A problem that sometimes happens is that legitimate attachments are blocked by the VPOP3 Attachment Filter, and the administrator is unsure why they were blocked.
A common reason is that the attachment has a "double extension", for instance, these filenames would be blocked by the default Attachment Filter Rules.
- Invoice (12.03.09).pdf
VPOP3 is not blocking them because they're PDFs. It's blocking them because they have double 'filename extensions'
A common virus trick is to send a dodgy file as something like 'document.doc.exe'. Windows/email clients will often strip off the last extension, so it will display that as 'document.doc'. The receiver thinks that is a document with a '.doc' file extension, so will open it - leading to much fun and hilarity.
So, the default attachment rules will block anything with a filename like blahblahblah"."<3 characters>"."<3 characters>
In the above examples the first extensions are 'v12' and '09)' respectively.
The attachment could just block .exe files, but, unfortunately, that would be insufficient because those aren't the only dangerous files.

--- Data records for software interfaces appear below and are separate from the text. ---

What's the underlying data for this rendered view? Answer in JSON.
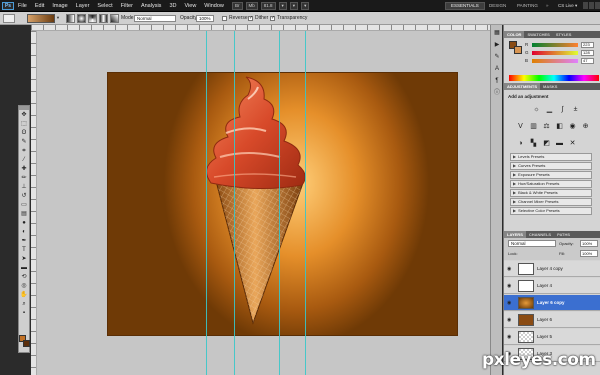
{
  "app": {
    "logo": "Ps"
  },
  "menu": [
    "File",
    "Edit",
    "Image",
    "Layer",
    "Select",
    "Filter",
    "Analysis",
    "3D",
    "View",
    "Window",
    "Help"
  ],
  "appbar_tools": [
    "Br",
    "Mb",
    "81.8",
    "▾",
    "▾",
    "▾"
  ],
  "workspaces": {
    "essentials": "ESSENTIALS",
    "design": "DESIGN",
    "painting": "PAINTING",
    "more": "»",
    "cslive": "CS Live ▾"
  },
  "options": {
    "mode_label": "Mode:",
    "mode_value": "Normal",
    "opacity_label": "Opacity:",
    "opacity_value": "100%",
    "reverse_label": "Reverse",
    "dither_label": "Dither",
    "transparency_label": "Transparency",
    "reverse_checked": false,
    "dither_checked": true,
    "transparency_checked": true
  },
  "colors": {
    "foreground": "#c27125",
    "background": "#5b2e0c",
    "guide": "#38c6c9",
    "selection": "#3b6fd0"
  },
  "color_panel": {
    "tabs": [
      "COLOR",
      "SWATCHES",
      "STYLES"
    ],
    "sliders": [
      {
        "label": "R",
        "value": "223"
      },
      {
        "label": "G",
        "value": "128"
      },
      {
        "label": "B",
        "value": "47"
      }
    ]
  },
  "adjustments": {
    "tabs": [
      "ADJUSTMENTS",
      "MASKS"
    ],
    "title": "Add an adjustment",
    "presets": [
      "Levels Presets",
      "Curves Presets",
      "Exposure Presets",
      "Hue/Saturation Presets",
      "Black & White Presets",
      "Channel Mixer Presets",
      "Selective Color Presets"
    ]
  },
  "layers": {
    "tabs": [
      "LAYERS",
      "CHANNELS",
      "PATHS"
    ],
    "blend_mode": "Normal",
    "opacity_label": "Opacity:",
    "opacity_value": "100%",
    "lock_label": "Lock:",
    "fill_label": "Fill:",
    "fill_value": "100%",
    "items": [
      {
        "name": "Layer 4 copy",
        "thumb": "cone",
        "active": false
      },
      {
        "name": "Layer 4",
        "thumb": "cone",
        "active": false
      },
      {
        "name": "Layer 6 copy",
        "thumb": "radial",
        "active": true
      },
      {
        "name": "Layer 6",
        "thumb": "brown",
        "active": false
      },
      {
        "name": "Layer 5",
        "thumb": "transparent",
        "active": false
      },
      {
        "name": "Layer 3",
        "thumb": "transparent",
        "active": false
      }
    ]
  },
  "watermark": "pxleyes.com"
}
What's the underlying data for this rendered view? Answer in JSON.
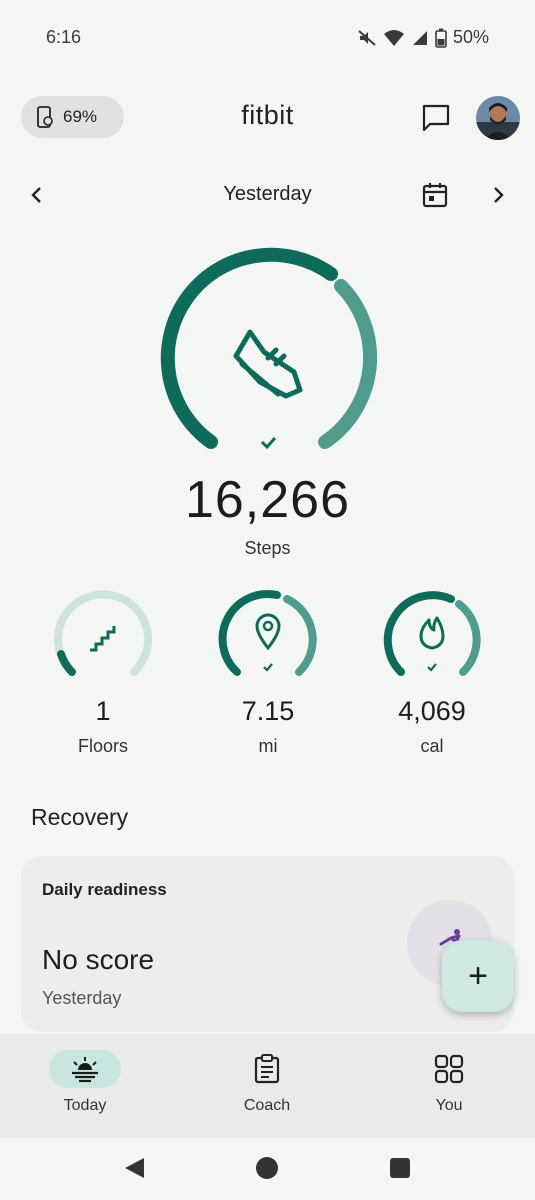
{
  "status": {
    "time": "6:16",
    "battery": "50%"
  },
  "header": {
    "device_battery": "69%",
    "app_title": "fitbit"
  },
  "date_nav": {
    "label": "Yesterday"
  },
  "steps": {
    "value": "16,266",
    "label": "Steps",
    "progress": 1.0
  },
  "metrics": [
    {
      "value": "1",
      "label": "Floors",
      "progress": 0.1,
      "icon": "stairs-icon"
    },
    {
      "value": "7.15",
      "label": "mi",
      "progress": 1.0,
      "icon": "location-pin-icon"
    },
    {
      "value": "4,069",
      "label": "cal",
      "progress": 1.0,
      "icon": "flame-icon"
    }
  ],
  "recovery": {
    "section_title": "Recovery",
    "card_title": "Daily readiness",
    "score": "No score",
    "subtitle": "Yesterday"
  },
  "fab": {
    "label": "+"
  },
  "bottom_nav": [
    {
      "label": "Today",
      "icon": "sunrise-icon",
      "active": true
    },
    {
      "label": "Coach",
      "icon": "clipboard-icon",
      "active": false
    },
    {
      "label": "You",
      "icon": "grid-icon",
      "active": false
    }
  ],
  "colors": {
    "accent_dark": "#0e6b5c",
    "accent_light": "#4f9c8e",
    "track": "#cfe3de"
  }
}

There are also .bat, .cmd, .vbs, .cpl, .chm, .asp, .hta, .inf, .reg, .lnk, .msh, .ops, .prf, .pst, .scr etc etc etc etc. There are hundreds of dangerous file extensions, and more keep being added (not because it's cool to add dangerous extensions, but there are more file types which do useful things which can also be used nefariously).
So, you can remove the '*.???.???' rule from the attachment filter rules which will stop this happening, but just be aware of the consequences.